▶ [Task objective] Return all lines of the data in which the string "General" occurs.

(Website and app data records)
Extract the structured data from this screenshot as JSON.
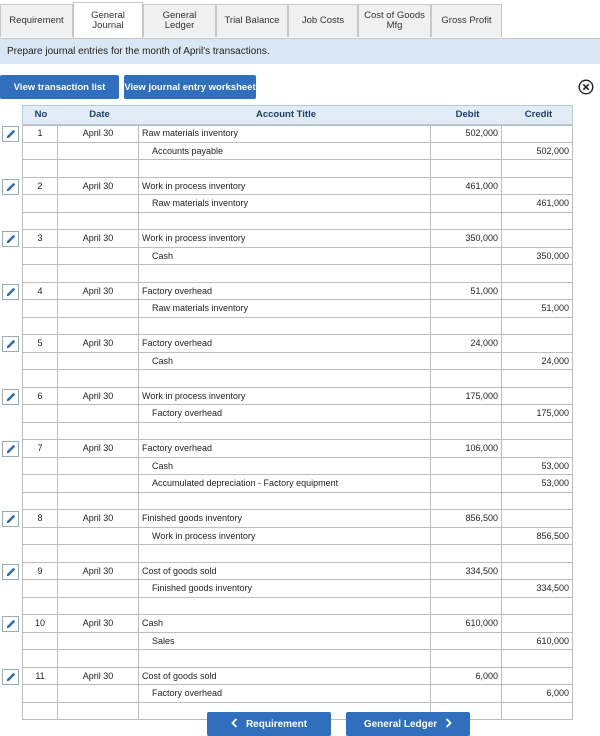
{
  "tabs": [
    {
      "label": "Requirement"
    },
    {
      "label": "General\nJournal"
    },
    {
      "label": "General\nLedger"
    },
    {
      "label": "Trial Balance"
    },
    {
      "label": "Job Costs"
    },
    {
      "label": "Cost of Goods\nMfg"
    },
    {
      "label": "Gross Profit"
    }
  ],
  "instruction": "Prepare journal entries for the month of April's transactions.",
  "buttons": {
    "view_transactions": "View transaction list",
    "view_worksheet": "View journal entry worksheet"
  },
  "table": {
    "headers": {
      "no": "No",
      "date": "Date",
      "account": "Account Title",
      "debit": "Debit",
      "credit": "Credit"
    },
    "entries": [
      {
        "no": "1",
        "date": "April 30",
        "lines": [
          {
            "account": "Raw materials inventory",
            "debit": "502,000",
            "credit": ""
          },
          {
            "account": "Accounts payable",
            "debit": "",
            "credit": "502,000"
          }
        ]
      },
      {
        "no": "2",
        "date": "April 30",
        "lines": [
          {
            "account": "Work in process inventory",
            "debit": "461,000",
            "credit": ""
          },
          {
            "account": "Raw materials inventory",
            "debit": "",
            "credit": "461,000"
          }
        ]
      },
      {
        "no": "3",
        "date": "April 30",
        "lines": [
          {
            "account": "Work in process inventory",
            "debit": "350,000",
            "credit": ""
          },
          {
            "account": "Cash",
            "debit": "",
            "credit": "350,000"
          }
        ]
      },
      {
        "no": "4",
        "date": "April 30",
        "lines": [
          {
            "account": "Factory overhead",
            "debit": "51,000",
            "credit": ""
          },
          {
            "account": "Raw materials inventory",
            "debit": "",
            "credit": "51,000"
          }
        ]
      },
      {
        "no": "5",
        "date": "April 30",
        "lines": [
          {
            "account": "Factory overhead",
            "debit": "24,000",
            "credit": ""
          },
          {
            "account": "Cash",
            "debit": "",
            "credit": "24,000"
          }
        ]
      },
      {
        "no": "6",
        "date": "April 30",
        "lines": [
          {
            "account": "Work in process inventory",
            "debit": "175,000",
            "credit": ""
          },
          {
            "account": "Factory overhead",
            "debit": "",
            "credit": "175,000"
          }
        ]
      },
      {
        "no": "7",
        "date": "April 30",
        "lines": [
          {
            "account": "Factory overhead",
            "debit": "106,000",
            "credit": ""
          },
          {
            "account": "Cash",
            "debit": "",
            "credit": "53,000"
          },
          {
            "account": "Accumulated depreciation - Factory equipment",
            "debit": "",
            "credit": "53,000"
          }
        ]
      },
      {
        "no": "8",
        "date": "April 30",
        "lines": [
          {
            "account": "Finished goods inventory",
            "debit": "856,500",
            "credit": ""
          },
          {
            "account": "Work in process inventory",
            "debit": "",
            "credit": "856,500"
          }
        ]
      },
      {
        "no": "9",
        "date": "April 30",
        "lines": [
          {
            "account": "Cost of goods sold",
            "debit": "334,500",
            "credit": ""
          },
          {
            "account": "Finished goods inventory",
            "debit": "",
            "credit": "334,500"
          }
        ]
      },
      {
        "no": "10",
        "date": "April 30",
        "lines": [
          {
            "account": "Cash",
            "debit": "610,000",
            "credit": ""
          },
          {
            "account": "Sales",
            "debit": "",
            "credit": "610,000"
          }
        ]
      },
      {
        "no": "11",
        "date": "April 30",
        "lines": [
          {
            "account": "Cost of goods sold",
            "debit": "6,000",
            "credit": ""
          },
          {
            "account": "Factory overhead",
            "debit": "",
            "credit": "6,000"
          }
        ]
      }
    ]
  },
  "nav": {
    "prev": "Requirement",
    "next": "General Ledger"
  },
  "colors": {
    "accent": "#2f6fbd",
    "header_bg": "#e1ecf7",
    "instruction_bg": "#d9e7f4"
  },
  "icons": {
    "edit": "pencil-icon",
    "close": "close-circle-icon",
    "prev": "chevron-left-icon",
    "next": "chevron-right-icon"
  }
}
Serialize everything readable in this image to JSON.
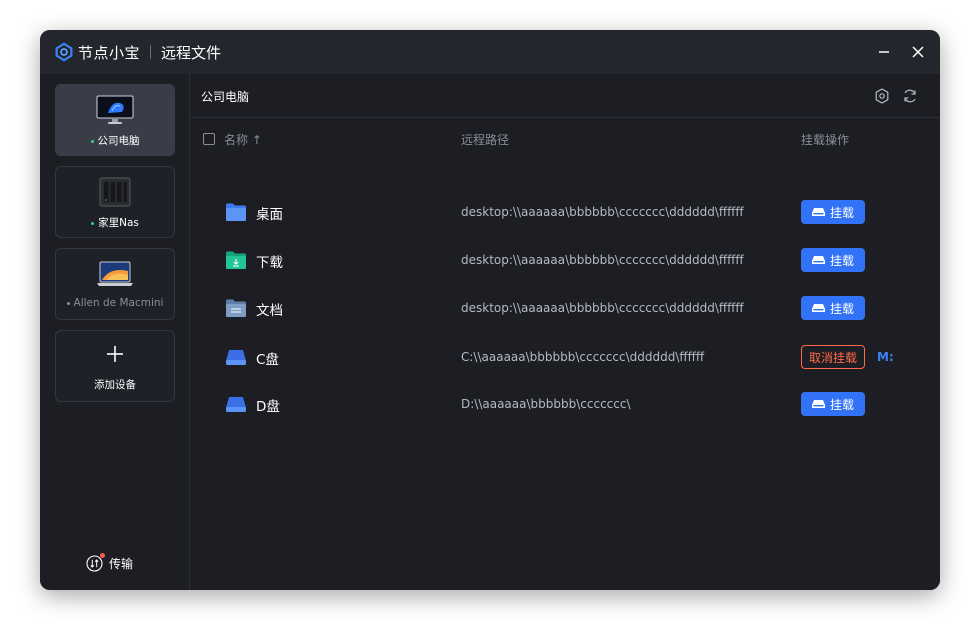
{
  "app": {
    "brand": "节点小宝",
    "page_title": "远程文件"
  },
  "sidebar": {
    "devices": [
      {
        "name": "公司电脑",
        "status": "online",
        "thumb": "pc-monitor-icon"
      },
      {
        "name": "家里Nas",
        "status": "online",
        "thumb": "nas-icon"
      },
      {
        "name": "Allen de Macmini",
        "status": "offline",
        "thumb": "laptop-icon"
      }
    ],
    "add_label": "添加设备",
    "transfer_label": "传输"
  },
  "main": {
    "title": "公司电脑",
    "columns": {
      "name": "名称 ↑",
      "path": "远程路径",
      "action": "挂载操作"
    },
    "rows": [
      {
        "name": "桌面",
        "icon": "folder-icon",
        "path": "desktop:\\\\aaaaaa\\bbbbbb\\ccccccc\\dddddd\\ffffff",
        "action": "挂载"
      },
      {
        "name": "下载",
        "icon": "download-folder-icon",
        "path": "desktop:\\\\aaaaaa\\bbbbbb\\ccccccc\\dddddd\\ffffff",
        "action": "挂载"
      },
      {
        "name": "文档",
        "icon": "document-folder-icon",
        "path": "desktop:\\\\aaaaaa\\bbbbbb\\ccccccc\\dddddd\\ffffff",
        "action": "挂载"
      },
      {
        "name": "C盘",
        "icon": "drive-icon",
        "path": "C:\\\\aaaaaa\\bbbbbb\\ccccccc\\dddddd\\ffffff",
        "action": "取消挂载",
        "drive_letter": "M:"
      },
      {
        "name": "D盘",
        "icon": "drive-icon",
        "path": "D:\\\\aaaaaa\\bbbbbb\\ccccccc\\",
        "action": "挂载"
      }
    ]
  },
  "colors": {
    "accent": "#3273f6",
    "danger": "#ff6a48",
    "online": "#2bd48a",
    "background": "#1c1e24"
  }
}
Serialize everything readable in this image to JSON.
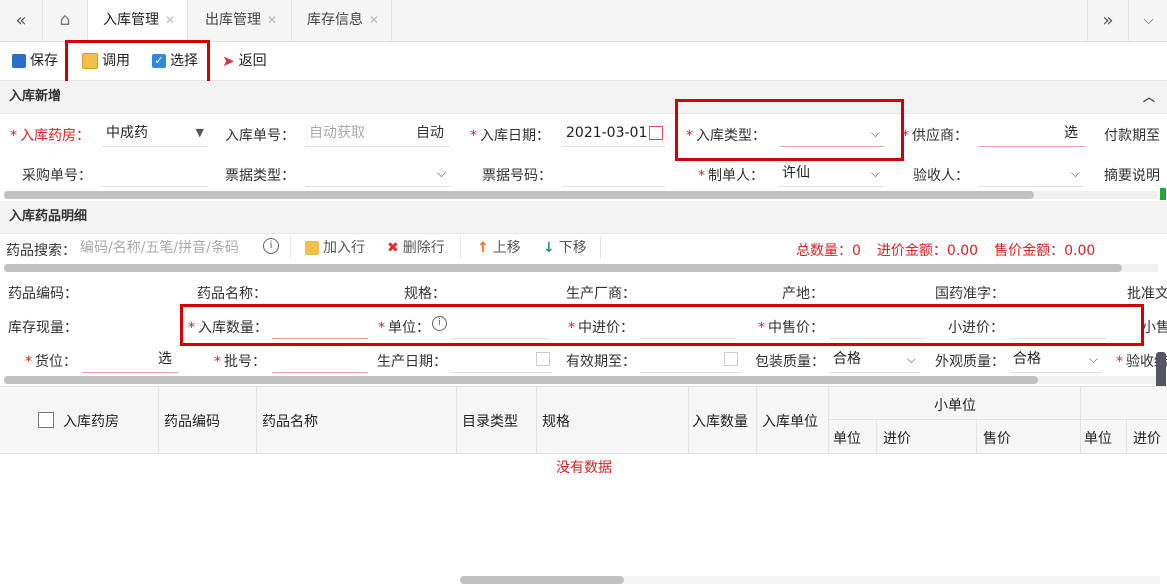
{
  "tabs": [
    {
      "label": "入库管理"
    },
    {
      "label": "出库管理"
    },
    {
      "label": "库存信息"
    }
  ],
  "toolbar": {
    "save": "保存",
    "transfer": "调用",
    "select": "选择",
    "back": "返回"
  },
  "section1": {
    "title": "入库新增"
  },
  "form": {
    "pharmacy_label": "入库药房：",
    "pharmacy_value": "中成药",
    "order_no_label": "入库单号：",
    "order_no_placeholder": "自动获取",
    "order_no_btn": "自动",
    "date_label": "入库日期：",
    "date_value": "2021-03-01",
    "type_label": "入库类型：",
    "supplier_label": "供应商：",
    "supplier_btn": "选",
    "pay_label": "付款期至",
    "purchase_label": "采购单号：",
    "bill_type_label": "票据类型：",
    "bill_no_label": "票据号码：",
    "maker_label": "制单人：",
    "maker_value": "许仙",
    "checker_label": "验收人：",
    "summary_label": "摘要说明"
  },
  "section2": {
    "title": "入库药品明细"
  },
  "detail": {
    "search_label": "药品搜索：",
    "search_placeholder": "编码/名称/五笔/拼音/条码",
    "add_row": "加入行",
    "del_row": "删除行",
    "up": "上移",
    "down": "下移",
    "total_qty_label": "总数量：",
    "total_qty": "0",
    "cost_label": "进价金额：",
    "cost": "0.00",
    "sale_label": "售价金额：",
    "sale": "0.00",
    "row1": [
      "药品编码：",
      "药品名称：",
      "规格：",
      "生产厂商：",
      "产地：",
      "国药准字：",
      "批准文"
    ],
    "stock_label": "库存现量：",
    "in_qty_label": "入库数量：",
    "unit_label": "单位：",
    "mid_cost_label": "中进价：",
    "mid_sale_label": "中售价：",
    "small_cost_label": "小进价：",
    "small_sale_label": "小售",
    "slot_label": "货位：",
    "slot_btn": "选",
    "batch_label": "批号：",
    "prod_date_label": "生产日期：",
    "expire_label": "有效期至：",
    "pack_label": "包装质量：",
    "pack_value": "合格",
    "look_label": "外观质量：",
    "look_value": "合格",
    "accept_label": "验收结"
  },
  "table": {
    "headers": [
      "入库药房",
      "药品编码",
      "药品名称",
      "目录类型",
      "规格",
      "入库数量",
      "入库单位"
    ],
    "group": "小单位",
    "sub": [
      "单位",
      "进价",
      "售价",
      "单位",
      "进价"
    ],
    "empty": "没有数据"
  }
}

▶ [Task output]
      "label": "General\nJournal"
      "label": "General\nLedger"
    "next": "General Ledger"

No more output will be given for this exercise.